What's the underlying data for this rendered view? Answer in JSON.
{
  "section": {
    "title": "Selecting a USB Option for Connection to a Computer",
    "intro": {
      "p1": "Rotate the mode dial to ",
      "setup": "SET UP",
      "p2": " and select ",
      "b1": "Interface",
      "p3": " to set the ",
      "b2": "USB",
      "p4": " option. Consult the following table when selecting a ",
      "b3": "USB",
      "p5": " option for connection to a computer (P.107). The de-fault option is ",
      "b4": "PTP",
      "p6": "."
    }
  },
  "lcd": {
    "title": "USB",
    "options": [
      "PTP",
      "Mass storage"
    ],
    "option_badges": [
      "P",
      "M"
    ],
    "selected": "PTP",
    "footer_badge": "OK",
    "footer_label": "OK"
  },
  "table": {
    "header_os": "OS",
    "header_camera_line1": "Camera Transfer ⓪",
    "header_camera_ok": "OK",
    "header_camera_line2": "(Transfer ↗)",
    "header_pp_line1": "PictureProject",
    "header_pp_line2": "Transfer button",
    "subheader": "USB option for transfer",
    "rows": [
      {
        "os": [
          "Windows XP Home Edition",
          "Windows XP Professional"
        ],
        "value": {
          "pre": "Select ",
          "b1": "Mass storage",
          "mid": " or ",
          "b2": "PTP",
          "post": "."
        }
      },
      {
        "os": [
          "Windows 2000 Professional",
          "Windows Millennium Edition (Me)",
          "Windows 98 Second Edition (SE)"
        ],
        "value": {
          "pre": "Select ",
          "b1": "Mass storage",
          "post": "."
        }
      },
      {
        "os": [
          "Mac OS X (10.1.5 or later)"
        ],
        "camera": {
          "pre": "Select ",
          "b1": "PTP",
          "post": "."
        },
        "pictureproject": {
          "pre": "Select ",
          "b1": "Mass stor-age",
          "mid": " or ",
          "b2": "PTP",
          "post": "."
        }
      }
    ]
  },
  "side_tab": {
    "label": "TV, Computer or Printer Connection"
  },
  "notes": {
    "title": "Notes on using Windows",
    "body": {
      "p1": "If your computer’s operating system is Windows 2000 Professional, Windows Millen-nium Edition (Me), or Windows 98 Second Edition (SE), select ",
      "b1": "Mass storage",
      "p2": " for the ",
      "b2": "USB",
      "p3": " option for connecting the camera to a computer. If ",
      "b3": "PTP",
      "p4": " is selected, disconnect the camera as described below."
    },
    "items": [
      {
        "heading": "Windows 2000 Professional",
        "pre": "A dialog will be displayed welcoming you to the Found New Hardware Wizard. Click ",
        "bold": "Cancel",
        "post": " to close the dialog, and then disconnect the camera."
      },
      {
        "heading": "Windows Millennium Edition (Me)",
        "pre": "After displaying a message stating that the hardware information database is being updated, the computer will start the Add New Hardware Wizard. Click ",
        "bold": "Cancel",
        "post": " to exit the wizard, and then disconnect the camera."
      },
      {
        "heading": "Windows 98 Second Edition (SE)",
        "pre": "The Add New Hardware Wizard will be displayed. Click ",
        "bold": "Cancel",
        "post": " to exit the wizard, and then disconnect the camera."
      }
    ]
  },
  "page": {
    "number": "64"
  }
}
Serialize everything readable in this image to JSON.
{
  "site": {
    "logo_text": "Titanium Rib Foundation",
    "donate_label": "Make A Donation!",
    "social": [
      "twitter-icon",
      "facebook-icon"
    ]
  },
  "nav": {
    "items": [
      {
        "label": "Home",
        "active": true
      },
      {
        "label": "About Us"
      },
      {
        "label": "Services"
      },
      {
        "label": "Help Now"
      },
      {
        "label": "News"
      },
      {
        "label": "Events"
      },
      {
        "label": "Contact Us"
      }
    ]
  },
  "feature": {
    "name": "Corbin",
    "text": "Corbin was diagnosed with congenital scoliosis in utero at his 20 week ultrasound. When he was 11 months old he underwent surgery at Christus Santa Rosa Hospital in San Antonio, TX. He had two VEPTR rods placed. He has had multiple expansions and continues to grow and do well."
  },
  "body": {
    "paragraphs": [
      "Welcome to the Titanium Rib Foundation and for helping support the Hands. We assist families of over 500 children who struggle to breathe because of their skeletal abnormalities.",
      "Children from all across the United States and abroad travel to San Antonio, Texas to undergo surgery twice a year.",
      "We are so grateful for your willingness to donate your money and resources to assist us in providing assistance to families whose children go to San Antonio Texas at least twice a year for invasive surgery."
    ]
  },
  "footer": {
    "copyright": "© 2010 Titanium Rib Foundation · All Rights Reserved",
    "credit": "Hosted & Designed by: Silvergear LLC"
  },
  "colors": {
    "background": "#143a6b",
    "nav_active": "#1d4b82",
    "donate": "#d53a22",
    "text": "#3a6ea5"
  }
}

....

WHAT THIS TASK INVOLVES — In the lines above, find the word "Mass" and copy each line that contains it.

RESULT OF THE TASK —
      "Mass storage"
          "b1": "Mass storage",
          "b1": "Mass storage",
          "b1": "Mass stor-age",
      "b1": "Mass storage",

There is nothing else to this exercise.